We did a lot of shopping today, gifts mostly... a few for me and many for people in our other cities. The daytime sky is not as poetic as the Parisian one, but the night sky is sublime... so I'm on a blue kick. Got a Lapis Lazuli ring at the Sunday flea market. And a clutch purse, but that's brown, orange and red floral print upholstery fabric... with tiny pink flowers on one side, too. With a little luck, we'll catch a canal tour this evening. Hope the clouds clear.

All of my web browsers are slowly switching to Dutch, so I'm going to get back to real life. I posted a few photos here... stay tuned for the video(s).

Friday, July 3, 2009

Shakin' Loose

At last!

I knew there was a good reason I was sleepless tonight. Just finished chatting with my little sis, my favorite sister... though she hasn't been my favorite for months now, not since she told me she was going to see Depeche Mode in August at the Hollywood Bowl--coolest of all LA venues--with SOMEONE ELSE! But now he can't go, so I'm in! I do hope Dave Gahan wears his leather pants!

And that's not all that's super cool tonight. I've finally begun my stint as, get this, the Creative Writing Program Director for WICE--a continuing education institute here in Paris--and our first course is all but on the books for this fall. This responsibility is the main reason why I didn't go home last month, but I'll make good use of my time since I also have a great lead on a job a language school. Thank you, Ellen Fujioka--my little go getter friend! I might have to go see her psychic while I'm in Long Beach.

I'll also be sitting in for David Barnes at The Other Writers' Group at Shakespeare & Co on July 11th and 18th. Come if you can... five copies of a work in progress, or just listen to the fine writing that others bring in. We can always use fresh eyes and ears.

Other great things that have happened in recent months: This spring I had the honor of working with Cecilia Woloch again to organize her Paris Poetry Workshop--click to see the video I made. Cecilia has such a great group of friends and poets every year. The themes of place, image, and collaboration always make for a very rewarding experience, so if you ever need a(nother) reason to come to Paris, I can highly recommend this week-long workshop. This year we also did photography with Jennifer Huxta, the Montparnasse Cemetery with Heather Hartley, a day in the country with Jeffrey Green--read French Spirits!--and an afternoon of collage poetry with Jen K. Dick. We finished up the week with a participants' reading at S&C, then dinner--Au Chien Qui Fume, where else?! The highlight of my week was reading my recently anthologized tribute to Alan Ginsberg's "Howl"--it's called "Wail"--at a reading we organized at Berkeley Books. There was thunderous applause and the owner of the bookstore complimented me on my bravery... They didn't put me in the "Woman as Freedom Figter" section for nothing! I left him a copy to read and/or sell, but if you can't stop in there, buy it here! The anthology is called Not a Muse, a global anthology of post-feminist poetry published by Haven Books in Hong Kong.

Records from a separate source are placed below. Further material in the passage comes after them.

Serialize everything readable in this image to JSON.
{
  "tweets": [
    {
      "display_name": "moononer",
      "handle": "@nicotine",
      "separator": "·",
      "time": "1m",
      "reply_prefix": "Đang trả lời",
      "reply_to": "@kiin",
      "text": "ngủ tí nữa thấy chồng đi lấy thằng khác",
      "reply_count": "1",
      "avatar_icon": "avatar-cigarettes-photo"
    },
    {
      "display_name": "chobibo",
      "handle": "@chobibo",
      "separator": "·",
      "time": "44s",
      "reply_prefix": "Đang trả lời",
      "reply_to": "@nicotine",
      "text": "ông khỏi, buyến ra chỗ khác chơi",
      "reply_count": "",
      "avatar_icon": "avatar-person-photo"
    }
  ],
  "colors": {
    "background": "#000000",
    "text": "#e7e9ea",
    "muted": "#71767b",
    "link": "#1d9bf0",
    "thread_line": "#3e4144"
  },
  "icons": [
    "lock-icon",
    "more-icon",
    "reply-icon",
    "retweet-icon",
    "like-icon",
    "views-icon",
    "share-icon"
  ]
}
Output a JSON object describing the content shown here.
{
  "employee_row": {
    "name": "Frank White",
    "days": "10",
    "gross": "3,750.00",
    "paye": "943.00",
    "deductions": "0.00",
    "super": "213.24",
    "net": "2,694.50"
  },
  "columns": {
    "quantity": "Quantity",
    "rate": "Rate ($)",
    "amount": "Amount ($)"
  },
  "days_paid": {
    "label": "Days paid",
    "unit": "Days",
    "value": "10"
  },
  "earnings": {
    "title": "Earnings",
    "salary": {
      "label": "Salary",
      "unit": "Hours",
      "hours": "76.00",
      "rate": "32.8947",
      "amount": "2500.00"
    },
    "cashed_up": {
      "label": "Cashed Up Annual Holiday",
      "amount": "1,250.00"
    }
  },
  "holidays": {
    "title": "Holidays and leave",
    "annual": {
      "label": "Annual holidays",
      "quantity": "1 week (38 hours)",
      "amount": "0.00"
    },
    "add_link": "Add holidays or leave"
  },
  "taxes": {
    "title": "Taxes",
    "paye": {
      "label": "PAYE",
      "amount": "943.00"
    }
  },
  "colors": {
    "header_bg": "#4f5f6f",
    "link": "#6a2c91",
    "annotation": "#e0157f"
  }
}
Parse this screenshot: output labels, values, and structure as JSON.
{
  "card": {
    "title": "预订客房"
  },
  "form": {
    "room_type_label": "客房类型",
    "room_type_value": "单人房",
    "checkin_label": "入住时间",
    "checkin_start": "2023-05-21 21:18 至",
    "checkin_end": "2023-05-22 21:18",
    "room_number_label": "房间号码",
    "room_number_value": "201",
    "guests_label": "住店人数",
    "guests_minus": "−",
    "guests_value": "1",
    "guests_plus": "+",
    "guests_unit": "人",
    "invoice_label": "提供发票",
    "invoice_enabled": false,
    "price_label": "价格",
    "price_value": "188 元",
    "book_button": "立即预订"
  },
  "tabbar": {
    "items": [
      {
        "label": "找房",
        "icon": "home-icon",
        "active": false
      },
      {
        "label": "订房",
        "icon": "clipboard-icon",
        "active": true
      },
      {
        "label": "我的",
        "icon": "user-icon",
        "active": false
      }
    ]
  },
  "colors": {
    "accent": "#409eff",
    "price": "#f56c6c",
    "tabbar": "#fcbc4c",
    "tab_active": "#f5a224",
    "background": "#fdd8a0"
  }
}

Then... I had my 39th birthday. He took me on a dinner cruise on the Bateaux Mouches--not even overrated. Can't believe it's taken us four years to finally do it! He even muscled us up to a table at the front of the boat, which made for a lovely video ;) Miles Davis' Blue In Green made the perfect soundtrack, even the title, given the colors of that evening. The clouds cleared when night fell, and then it was over.

But not my birthday! It went on all weekend long 'cause he took me to Amsterdam the next day. We just showed up at the train station and boarded the next train, wandered around town for two hours looking for a hotel that would allow Filou to stay, too. Then I got sick. Boooo... So, we're going back tomorrow/today. Seriously, does it get any better?! Ok. Depeche Mode at The Hollywood Bowl is pretty damn good.

Oh yeah, and this week Filou turned two. Of course we had a little party... and two of my MFA gal pals came! Thank you, Filou, for the great excuse to open up the Old El Paso Burrito Kit. He even got to lick his Raspberry Charlotte birthday cake. Oh yeah, and I made a video to celebrate his first two years. See it here.

I guess that just about catches you all up. 5am... time to go take my bath and head for Gare du Nord. See you soon!